Have you ever considered as a church member, all that your Pastor is packing on his back? Besides carrying the load of the church as Senior Pastor or the load of a ministry as a Staff Pastor, every pastor has a personal life and family that impacts him dramatically.
In Recent Months
In recent months, looking around the room during one of our monthly Ministry Team meetings, I surveyed the audience. There were around 40 people present, men and women who lead our specific ministries, along with some personal assistants. Among that group of not more than 40 people:
*Four of them had lost one of their parents in the past four weeks
*One of them had just lost twins through a miscarriage
*One of them had lost a 30-year-old son six months ago, which also meant another one of our staff members lost their son-in-law
Therefore, imagine this room of around 40 people — seven of them had suffered dramatic, life-altering loss in recent days.
Pastors Pack Personal Pain And Challenge Daily
Church members often forget the personal life of a Pastor. He experiences real pain, suffering, and loss just like them.
Dr. Keith Thomas, one of my dear Pastor friends was diagnosed with pancreatic cancer six years ago. Through this past April, he confounded the wise, outliving this disease like few, if any, others. Can you imagine: He lived before the church and the world all of those years, having been handed a death sentence over six years ago. Yet, he literally crawled to the pulpit in his last days, sitting in a chair while he preached, stopping to catch his breath. Less than one month before his death, he preached for the last time.
Dr. Rick Warren, another dear Pastor friend, lost his 27-year-old son this past April. For all those years, Pastor Warren and his wife, Kay, carried the burden of having a son that dealt with mental illness. Before the entire world, Rick and Kay have carried this ongoing challenge on their backs. Yet, they remain faithful.
These two ministry families are representative of every Pastor and his family across the world. While these families may be extreme illustrations, please know that every pastor I know carries personal “stuff” on his back, PLUS church “stuff.” As a church member, are you being sensitive to the needs of your Pastor and his family?
Do Not Add To What Your Pastor Is Packing On His Back Already
I have thought about how the “critics” of Keith Thomas and/or Rick Warren feel today, knowing these men have suffered loss greatly, one of his own life, and another, the loss of his son. I talk to pastors regularly from all over the nation and the church critics are tough on them, causing immense despair periodically.
I understand — I have my own critics. I always have and always will, just like any other pastor. The amazing thing I have come to know personally, is that it does not usually matter if your wife is fighting cancer, or your dad dies suddenly, or your mom dies of cancer, or other painful matters arise . . . critics usually never retreat in the midst of pain. They just add to what the pastor is packing on his back already.
There have been Sundays where I felt like crawling to the pulpit to preach. Besides my own challenges or grief or losses, I had to deal with the critics, never seemingly able to live up to their unrealistic expectations. On top of this, I minister to them regardless of what they think or how they act, yet I’m ignored by them when I have carried my own pain and loss.
Pastors Need You To Help Carry Them
I love ministering to pastors and their families.

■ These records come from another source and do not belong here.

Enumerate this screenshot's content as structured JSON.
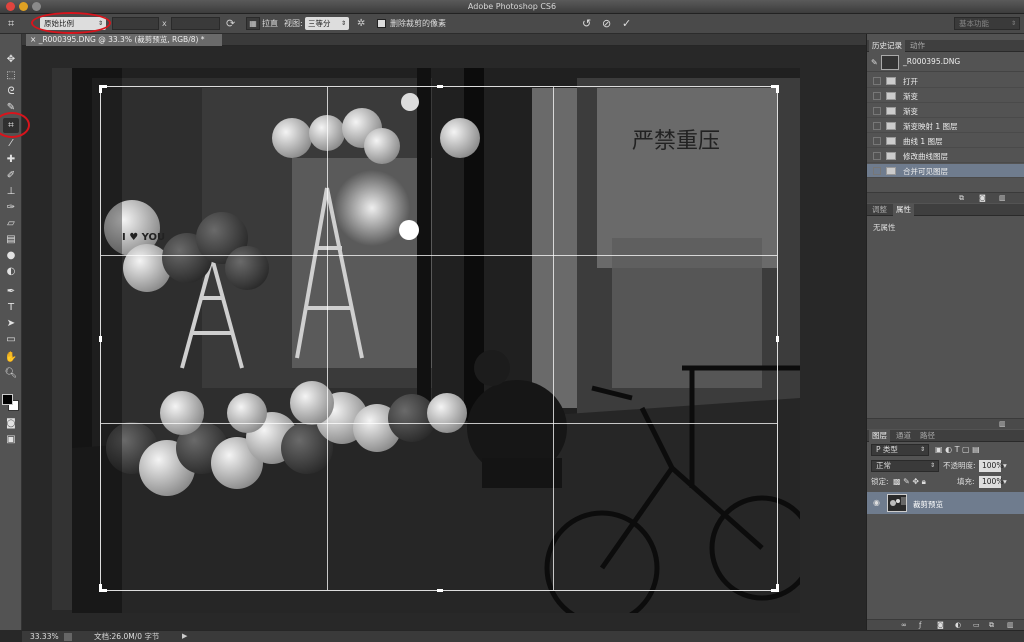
{
  "app": {
    "title": "Adobe Photoshop CS6"
  },
  "options_bar": {
    "ratio_select": "原始比例",
    "size_separator": "x",
    "straighten_label": "拉直",
    "view_label": "视图:",
    "view_select": "三等分",
    "delete_cropped_label": "删除裁剪的像素",
    "workspace_select": "基本功能"
  },
  "document": {
    "tab_label": "_R000395.DNG @ 33.3% (裁剪预览, RGB/8) *",
    "photo_text": "严禁重压",
    "balloon_text": "I ♥ YOU"
  },
  "status_bar": {
    "zoom": "33.33%",
    "doc_info": "文档:26.0M/0 字节"
  },
  "history_panel": {
    "tabs": [
      "历史记录",
      "动作"
    ],
    "snapshot": "_R000395.DNG",
    "items": [
      "打开",
      "渐变",
      "渐变",
      "渐变映射 1 图层",
      "曲线 1 图层",
      "修改曲线图层",
      "合并可见图层"
    ]
  },
  "properties_panel": {
    "tabs": [
      "调整",
      "属性"
    ],
    "text": "无属性"
  },
  "layers_panel": {
    "tabs": [
      "图层",
      "通道",
      "路径"
    ],
    "filter_select": "P 类型",
    "blend_mode": "正常",
    "opacity_label": "不透明度:",
    "opacity_value": "100%",
    "lock_label": "锁定:",
    "fill_label": "填充:",
    "fill_value": "100%",
    "layer_name": "裁剪预览"
  },
  "colors": {
    "annotation_red": "#d8141c",
    "selection_blue": "#6f7c8e"
  }
}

I know what it is like. I am one of them. I have served all size churches, in all kinds of towns, and in all types of situations. Pastors need people to help carry them. If I can do that for a Pastor, I will do it.
As a church member, I want to challenge you gently but unashamedly, walk with your Pastor, carrying him not only in prayer but also encouraging him. It does not matter which conference I am asked to speak at, I am always told, “Just encourage our pastors. They are dealing with discouragement and never have anyone encourage them in their calling and pastoral journey.” How sad! I promise you, those word are the words I am told repeatedly.
The church should walk with their Pastor. The Church should lift their Pastor up in prayer continually. The Church should be the greatest defender of the Pastor, not his greatest critic. Don’t add to what he is packing on his back already . . . the burden of the church and various personal life struggles. Make it your goal to carry the load with him. Be like Aaron and Hur, who lifted up the arms of Moses, not weighing them downward. When they stood with Moses in prayer, the people of God won and when they did not, the people of God struggled. Make it your personal goal to stand with your Pastor, bringing honor to him because he teaches you the Word of God.
Yours For The Great Commission,
Cross Church has always invested in young men and women through our summer internship program. This year we have 18 interns with us from all over America. They will give to this ministry, learn from this ministry, be sent by this ministry, and will always be connected to this ministry through our investment in each of them. Each intern will work in a specific ministry throughout the summer and we will help them develop their calling by the Lord.
Before I introduce them to you, let me encourage you to do the following with them.
- Get to know them, you will find them a major blessing to your life.
- Pray for them and with them personally, each of them carries their own burdens.
- Feed them, have one or two of them for dinner in your home or bless them with a gift card to a local restaurant.
- Give to them, invest in them by giving of yourself or through the gift of prayer.
Meet our Summer Interns:
Ronnie W. Floyd